During every election campaign, political journalists make claims and offer interpretations that political scientists who study public opinion, campaigns, and elections know to be inaccurate. In this article, I discuss a number of misconceptions that frequently appear in media discussions of electoral polarization. Chief among these are the confusion between polarization and party sorting, along with the tendency to attribute any changes in voter behavior to changes in the voters, rather than to changes in the candidates who are running and the nature of their campaigns. Also important is the widespread confusion – much of it due to incomplete political science research this time – about independents. A significant part of what journalists get wrong no doubt reflects the unrepresentative political contexts in which they live and work.

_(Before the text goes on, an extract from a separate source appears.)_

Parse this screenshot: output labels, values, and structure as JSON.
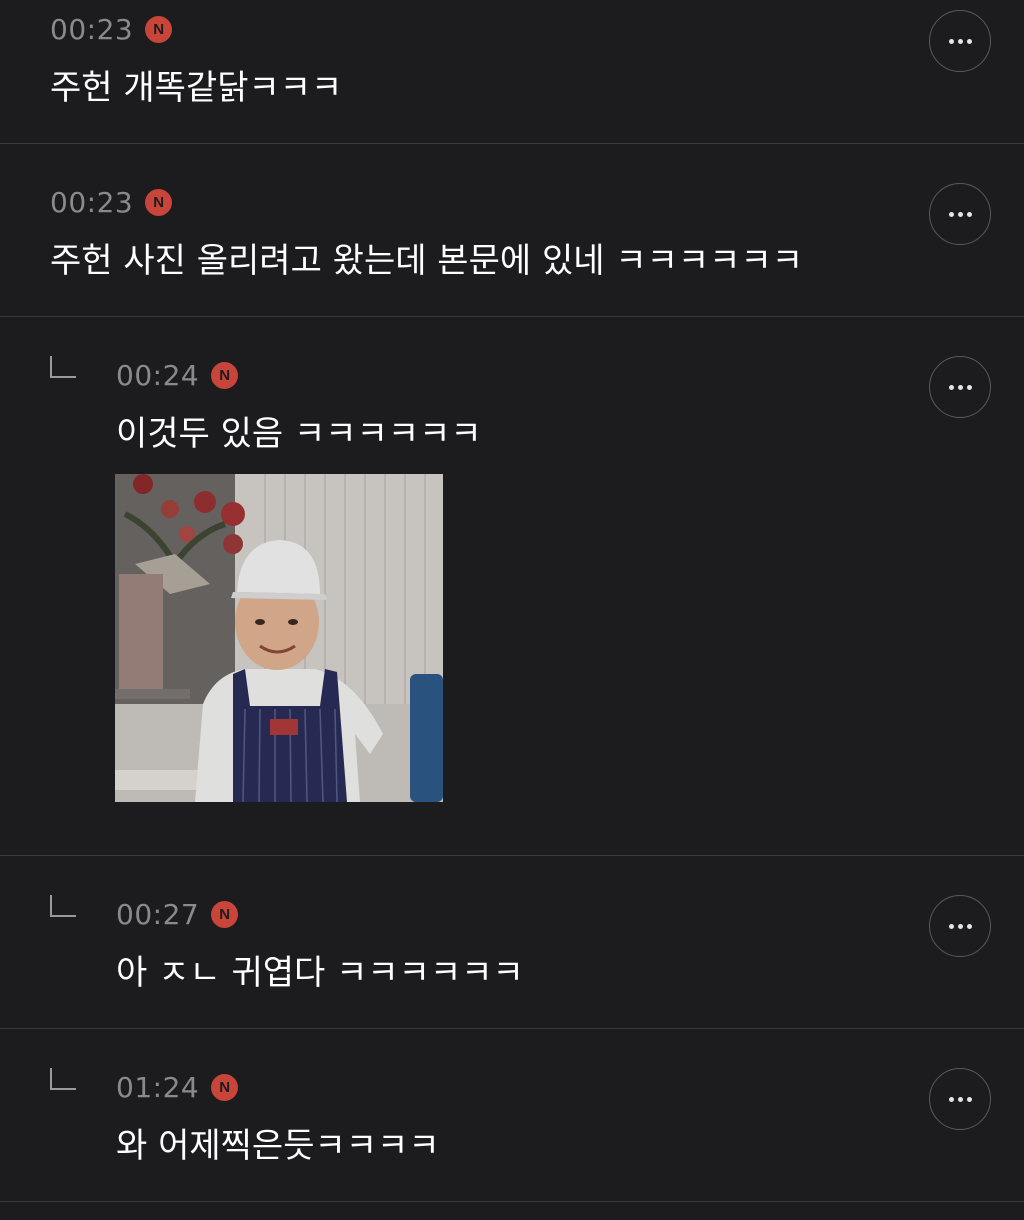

This journal provides a forum for professionally informed commentary on issues affecting contemporary American politics. This includes but is not limited to issues engaging parties, elections, and political participation; the news media, interest groups, Congress, the Presidency, and the Courts; trends in public finance, presidential popularity, congressional productivity; in contemporary, historical, or comparative perspective.